Although Athens was not the final destination of our two-week trip along the Mediterranean, it was the last place that I had visited and did not return to during my time living in Europe a decade later. In fact, I did not return to Greece in my adulthood, and so all I have of the country is limited to the low-quality photos and vague memories from my then-teenage brain. All the same, let’s give it a try!
The capital of Greece, Athens is like Rome of the East. Steeped in millennia of history and rich mythology, it is a popular tourist attraction to see all of the temples and to step back into time, even in the middle of a now-modernized city. As I had taken Greek mythology courses for school just the year prior, I was especially excited to see what Athens had in store for us.
Weather was overcast on the day we docked in the Port of Piraeus, located in the Greater Athens Metropolitan area and about 10 kilometers/6.2 miles from the city center. It was unusual to see such grey skies, considering we had spent the past week in France, Italy (and Santorini) in pristine, blue-sky weather. We hoped that the weather could clear up as the day went on, but unfortunately, it did not.
Our tour guide was a Greek woman who, I admit, was not the best guide. It wasn’t like she was mean or anything, but she was not very informative about the sites and their histories. It was so bad that she had to ask the tour driver to confirm what she had said was correct, or to provide extra detail about a specific landmark. Perhaps she was new to the job, but I will say that it made the Hungarian tour guide we had in Pompeii look like an intellectual.
I have vague memories of what we saw in Athens that day, but I know we definitely saw the Acropolis, the citadel which includes the famous Parthenon and the Erechtheum. Dating all the way back to 400 BCE, the Acropolis is in near-complete ruins today, with only a few of its structures surviving. It was a bit of an uphill walk to sites like the Parthenon, as well as rocky with all of the rubble on the path. Again, the grey clouds hung heavy in the air, with even the slightest bit of drizzle– all the same, it offered a unique, dramatic effect in the photos we took.

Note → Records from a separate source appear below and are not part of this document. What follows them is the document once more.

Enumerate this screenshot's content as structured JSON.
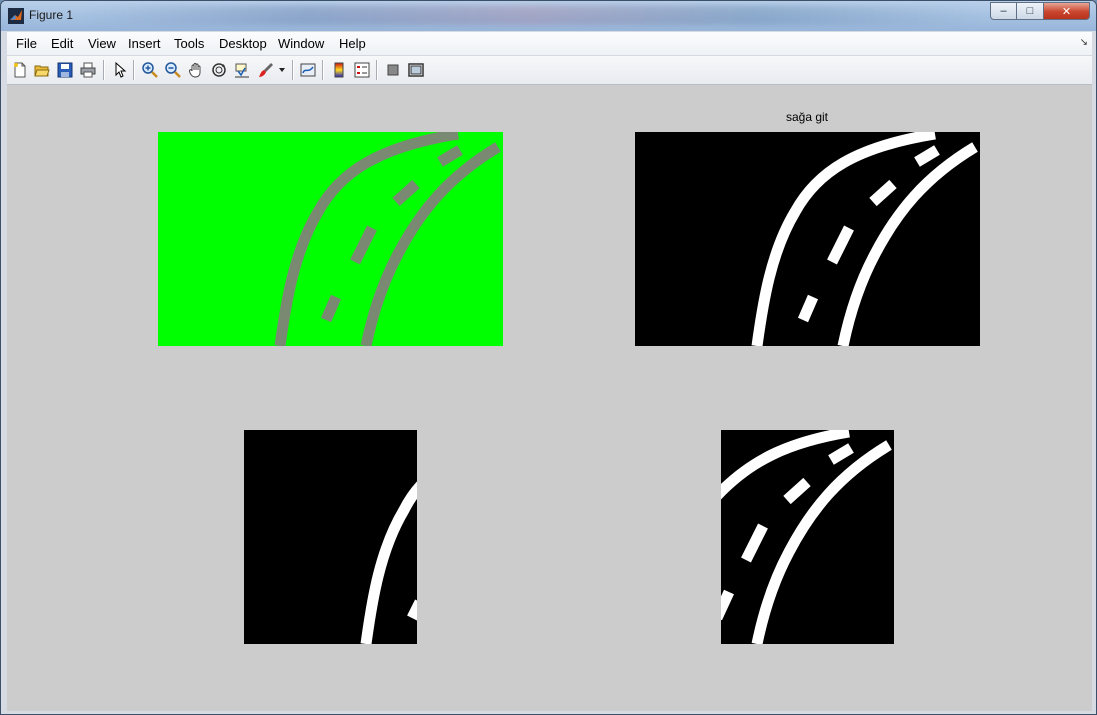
{
  "window": {
    "title": "Figure 1",
    "controls": {
      "minimize": "–",
      "maximize": "□",
      "close": "✕"
    }
  },
  "menubar": {
    "items": [
      "File",
      "Edit",
      "View",
      "Insert",
      "Tools",
      "Desktop",
      "Window",
      "Help"
    ],
    "overflow_icon": "corner-arrow-icon"
  },
  "toolbar": {
    "buttons": [
      {
        "icon": "new-figure-icon"
      },
      {
        "icon": "open-file-icon"
      },
      {
        "icon": "save-icon"
      },
      {
        "icon": "print-icon"
      },
      {
        "icon": "edit-plot-arrow-icon"
      },
      {
        "icon": "zoom-in-icon"
      },
      {
        "icon": "zoom-out-icon"
      },
      {
        "icon": "pan-hand-icon"
      },
      {
        "icon": "rotate-3d-icon"
      },
      {
        "icon": "data-cursor-icon"
      },
      {
        "icon": "brush-icon"
      },
      {
        "icon": "link-plot-icon"
      },
      {
        "icon": "colorbar-icon"
      },
      {
        "icon": "legend-icon"
      },
      {
        "icon": "hide-plot-tools-icon"
      },
      {
        "icon": "show-plot-tools-icon"
      }
    ]
  },
  "figure": {
    "background": "#cccccc",
    "subplots": [
      {
        "name": "road-color-image",
        "title": "",
        "colors": {
          "background": "#00ff00",
          "lines": "#7a8a72"
        }
      },
      {
        "name": "road-binary-image",
        "title": "sağa git",
        "colors": {
          "background": "#000000",
          "lines": "#ffffff"
        }
      },
      {
        "name": "left-half-binary",
        "title": "",
        "colors": {
          "background": "#000000",
          "lines": "#ffffff"
        }
      },
      {
        "name": "right-half-binary",
        "title": "",
        "colors": {
          "background": "#000000",
          "lines": "#ffffff"
        }
      }
    ]
  }
}
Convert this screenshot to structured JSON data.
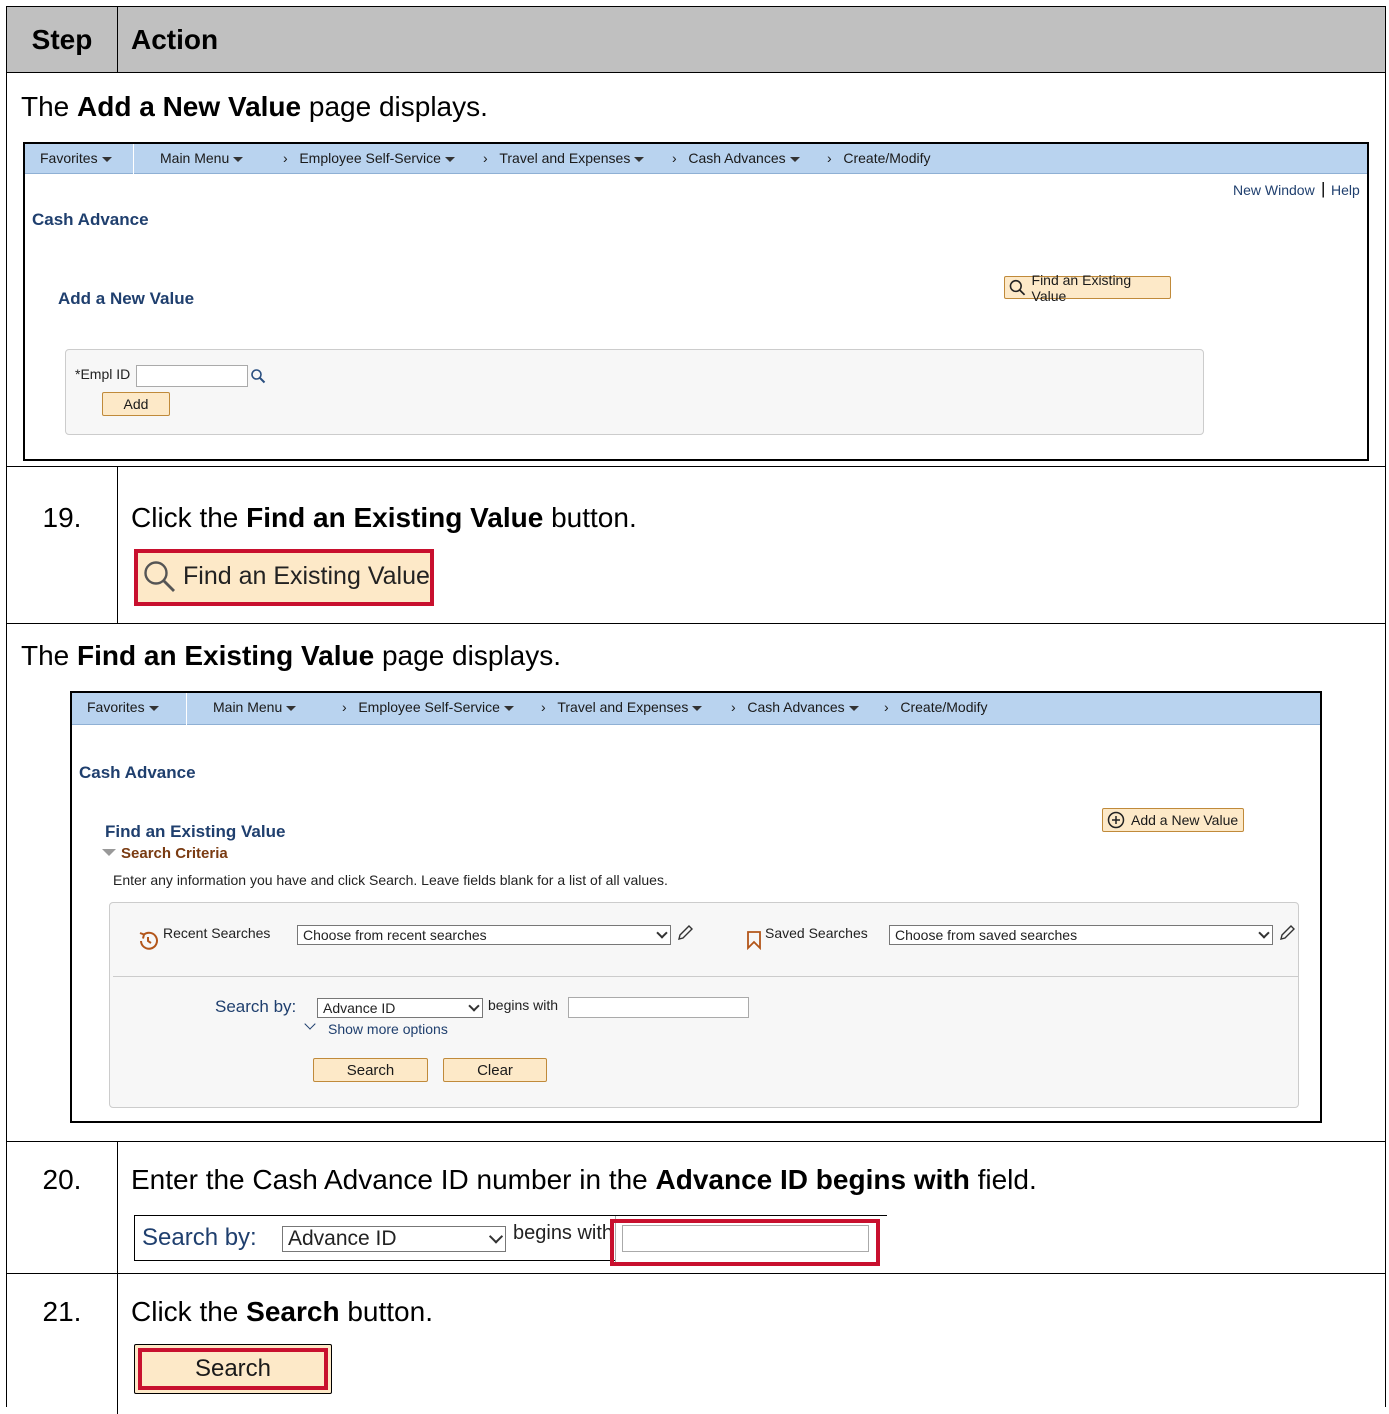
{
  "header": {
    "step": "Step",
    "action": "Action"
  },
  "blocks": {
    "add_intro": {
      "pre": "The ",
      "bold": "Add a New Value",
      "post": " page displays."
    },
    "find_intro": {
      "pre": "The ",
      "bold": "Find an Existing Value",
      "post": " page displays."
    }
  },
  "steps": [
    {
      "num": "19.",
      "pre": "Click the ",
      "bold": "Find an Existing Value",
      "post": " button."
    },
    {
      "num": "20.",
      "pre": "Enter the Cash Advance ID number in the ",
      "bold": "Advance ID begins with",
      "post": " field."
    },
    {
      "num": "21.",
      "pre": "Click the ",
      "bold": "Search",
      "post": " button."
    }
  ],
  "nav": {
    "favorites": "Favorites",
    "main_menu": "Main Menu",
    "ess": "Employee Self-Service",
    "travel": "Travel and Expenses",
    "cash_adv": "Cash Advances",
    "create": "Create/Modify"
  },
  "screen_add": {
    "new_window": "New Window",
    "help": "Help",
    "title": "Cash Advance",
    "subtitle": "Add a New Value",
    "find_btn": "Find an Existing Value",
    "empl_label": "*Empl ID",
    "add_btn": "Add"
  },
  "screen_find": {
    "title": "Cash Advance",
    "subtitle": "Find an Existing Value",
    "add_btn": "Add a New Value",
    "criteria": "Search Criteria",
    "instructions": "Enter any information you have and click Search. Leave fields blank for a list of all values.",
    "recent_label": "Recent Searches",
    "recent_value": "Choose from recent searches",
    "saved_label": "Saved Searches",
    "saved_value": "Choose from saved searches",
    "search_by": "Search by:",
    "search_field": "Advance ID",
    "begins_with": "begins with",
    "show_more": "Show more options",
    "search_btn": "Search",
    "clear_btn": "Clear"
  },
  "crops": {
    "find_btn": "Find an Existing Value",
    "search_by": "Search by:",
    "search_field": "Advance ID",
    "begins_with": "begins with",
    "search_btn": "Search"
  },
  "colors": {
    "highlight": "#c8102e",
    "nav_bg": "#b9d3ef",
    "button_bg": "#fde9c8",
    "title": "#1f3f6e"
  }
}
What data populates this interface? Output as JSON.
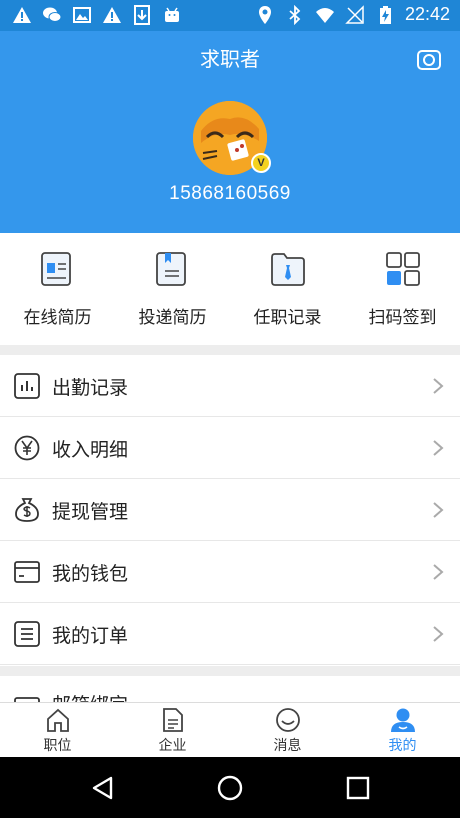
{
  "status_bar": {
    "time": "22:42",
    "left_icons": [
      "warning-icon",
      "wechat-icon",
      "image-icon",
      "warning-icon",
      "download-icon",
      "android-icon"
    ],
    "right_icons": [
      "location-icon",
      "bluetooth-icon",
      "wifi-icon",
      "no-signal-icon",
      "battery-charging-icon"
    ]
  },
  "header": {
    "title": "求职者",
    "phone": "15868160569",
    "badge": "V"
  },
  "actions": [
    {
      "label": "在线简历",
      "icon": "resume-icon"
    },
    {
      "label": "投递简历",
      "icon": "send-resume-icon"
    },
    {
      "label": "任职记录",
      "icon": "job-record-icon"
    },
    {
      "label": "扫码签到",
      "icon": "qr-signin-icon"
    }
  ],
  "menu": [
    {
      "label": "出勤记录",
      "icon": "attendance-chart-icon"
    },
    {
      "label": "收入明细",
      "icon": "yen-icon"
    },
    {
      "label": "提现管理",
      "icon": "dollar-bag-icon"
    },
    {
      "label": "我的钱包",
      "icon": "wallet-icon"
    },
    {
      "label": "我的订单",
      "icon": "order-list-icon"
    }
  ],
  "partial_item": {
    "label": "邮箱绑定"
  },
  "tabs": [
    {
      "label": "职位",
      "icon": "home-icon",
      "active": false
    },
    {
      "label": "企业",
      "icon": "document-icon",
      "active": false
    },
    {
      "label": "消息",
      "icon": "smile-icon",
      "active": false
    },
    {
      "label": "我的",
      "icon": "user-icon",
      "active": true
    }
  ],
  "colors": {
    "primary": "#3497ec",
    "active_tab": "#2f8ef2"
  }
}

Aside from the Acropolis, I do not recall what else we did that day in Athens. Based on the photos taken, I believe we took a bus ride through the city center, passing by the Hellenic Parliament with the Greek guards in their garb at the entrance. And I believe we took a bird’s-eye view of the Acropolis from Mount Lycabettus, another of the city’s hills. It was perhaps only an afternoon in town before we returned to our ship and left for Dubrovnik.
Sadly, I found Athens to be a disappointment. It was due to several factors, including drab weather, a not-so-informative tour guide, and the overall atmosphere of the city center. The Acropolis was lovely, but I found driving through the actual center of Athens to be rather run-down and dirty, at least back in 2006 when I went. Perhaps it has improved since then, but from all of these reasons, they make me reluctant to head back anytime soon.
That is to say, I am not completely writing off Greece for a return visit. In fact, I am willing to give it a second chance. After all, I enjoyed Santorini, and I would love to spend more time checking out the other islands in the country. As for Athens, I would return for convenience, as means of flying in and spending a night there before heading to the Greek islands. Maybe Athens will redeem itself in my eyes a second-time around, and only time will tell when I can go back.
This concludes the last of my throwback Mediterranean trip from 2006. It is unbelievable that it has been 15 years since then, and how much I have come in travel since then. Those two weeks were a great introduction to Europe, and it wouldn’t be until 2012 that I would return to check out the Scandinavian countries and 2015 when I would move abroad to France and end up living there for four years. I suppose you could call this the start of my “European love affair,” but in any case, it was a fun summer filled with plenty of sun, culture, history, and quality time with my family. Couldn’t have traded it for anything else, honestly.
Thank you for reading this series, and I promise more adventures to come soon! 🙂